Exercise requirements = The expected answer is all of the entries, written out exactly.

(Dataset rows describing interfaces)
::::::::
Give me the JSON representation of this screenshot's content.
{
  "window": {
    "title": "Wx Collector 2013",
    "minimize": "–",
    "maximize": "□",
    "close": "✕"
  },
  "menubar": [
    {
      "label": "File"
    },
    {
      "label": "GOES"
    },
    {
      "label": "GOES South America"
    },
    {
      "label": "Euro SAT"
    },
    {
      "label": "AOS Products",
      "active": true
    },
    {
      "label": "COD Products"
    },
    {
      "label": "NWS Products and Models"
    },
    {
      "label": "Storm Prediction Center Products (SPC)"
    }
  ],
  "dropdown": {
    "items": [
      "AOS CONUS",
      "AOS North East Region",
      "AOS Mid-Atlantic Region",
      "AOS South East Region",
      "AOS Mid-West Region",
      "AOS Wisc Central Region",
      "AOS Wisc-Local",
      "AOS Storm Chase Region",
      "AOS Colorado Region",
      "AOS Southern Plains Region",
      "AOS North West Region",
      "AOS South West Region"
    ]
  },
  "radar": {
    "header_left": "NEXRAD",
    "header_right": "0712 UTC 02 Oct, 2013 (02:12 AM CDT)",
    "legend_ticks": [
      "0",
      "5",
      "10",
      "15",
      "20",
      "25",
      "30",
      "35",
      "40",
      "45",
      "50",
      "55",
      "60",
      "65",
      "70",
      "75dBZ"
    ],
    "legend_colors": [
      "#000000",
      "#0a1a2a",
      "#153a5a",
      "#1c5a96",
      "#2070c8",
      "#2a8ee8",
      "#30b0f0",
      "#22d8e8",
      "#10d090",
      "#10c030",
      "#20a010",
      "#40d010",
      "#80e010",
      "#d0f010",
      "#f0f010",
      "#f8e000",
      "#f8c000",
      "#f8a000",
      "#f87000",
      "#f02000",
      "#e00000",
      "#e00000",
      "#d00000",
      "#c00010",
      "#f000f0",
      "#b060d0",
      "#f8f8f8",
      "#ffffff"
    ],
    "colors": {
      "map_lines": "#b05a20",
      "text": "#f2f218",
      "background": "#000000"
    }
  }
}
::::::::
Solution for this problem =
Give me the JSON representation of this screenshot's content.
{
  "window": {
    "title": "Wx Collector 2013",
    "minimize": "–",
    "maximize": "□",
    "close": "✕"
  },
  "menubar": [
    {
      "label": "File"
    },
    {
      "label": "GOES"
    },
    {
      "label": "GOES South America"
    },
    {
      "label": "Euro SAT"
    },
    {
      "label": "AOS Products",
      "active": true
    },
    {
      "label": "COD Products"
    },
    {
      "label": "NWS Products and Models"
    },
    {
      "label": "Storm Prediction Center Products (SPC)"
    }
  ],
  "dropdown": {
    "items": [
      "AOS CONUS",
      "AOS North East Region",
      "AOS Mid-Atlantic Region",
      "AOS South East Region",
      "AOS Mid-West Region",
      "AOS Wisc Central Region",
      "AOS Wisc-Local",
      "AOS Storm Chase Region",
      "AOS Colorado Region",
      "AOS Southern Plains Region",
      "AOS North West Region",
      "AOS South West Region"
    ]
  },
  "radar": {
    "header_left": "NEXRAD",
    "header_right": "0712 UTC 02 Oct, 2013 (02:12 AM CDT)",
    "legend_ticks": [
      "0",
      "5",
      "10",
      "15",
      "20",
      "25",
      "30",
      "35",
      "40",
      "45",
      "50",
      "55",
      "60",
      "65",
      "70",
      "75dBZ"
    ],
    "legend_colors": [
      "#000000",
      "#0a1a2a",
      "#153a5a",
      "#1c5a96",
      "#2070c8",
      "#2a8ee8",
      "#30b0f0",
      "#22d8e8",
      "#10d090",
      "#10c030",
      "#20a010",
      "#40d010",
      "#80e010",
      "#d0f010",
      "#f0f010",
      "#f8e000",
      "#f8c000",
      "#f8a000",
      "#f87000",
      "#f02000",
      "#e00000",
      "#e00000",
      "#d00000",
      "#c00010",
      "#f000f0",
      "#b060d0",
      "#f8f8f8",
      "#ffffff"
    ],
    "colors": {
      "map_lines": "#b05a20",
      "text": "#f2f218",
      "background": "#000000"
    }
  }
}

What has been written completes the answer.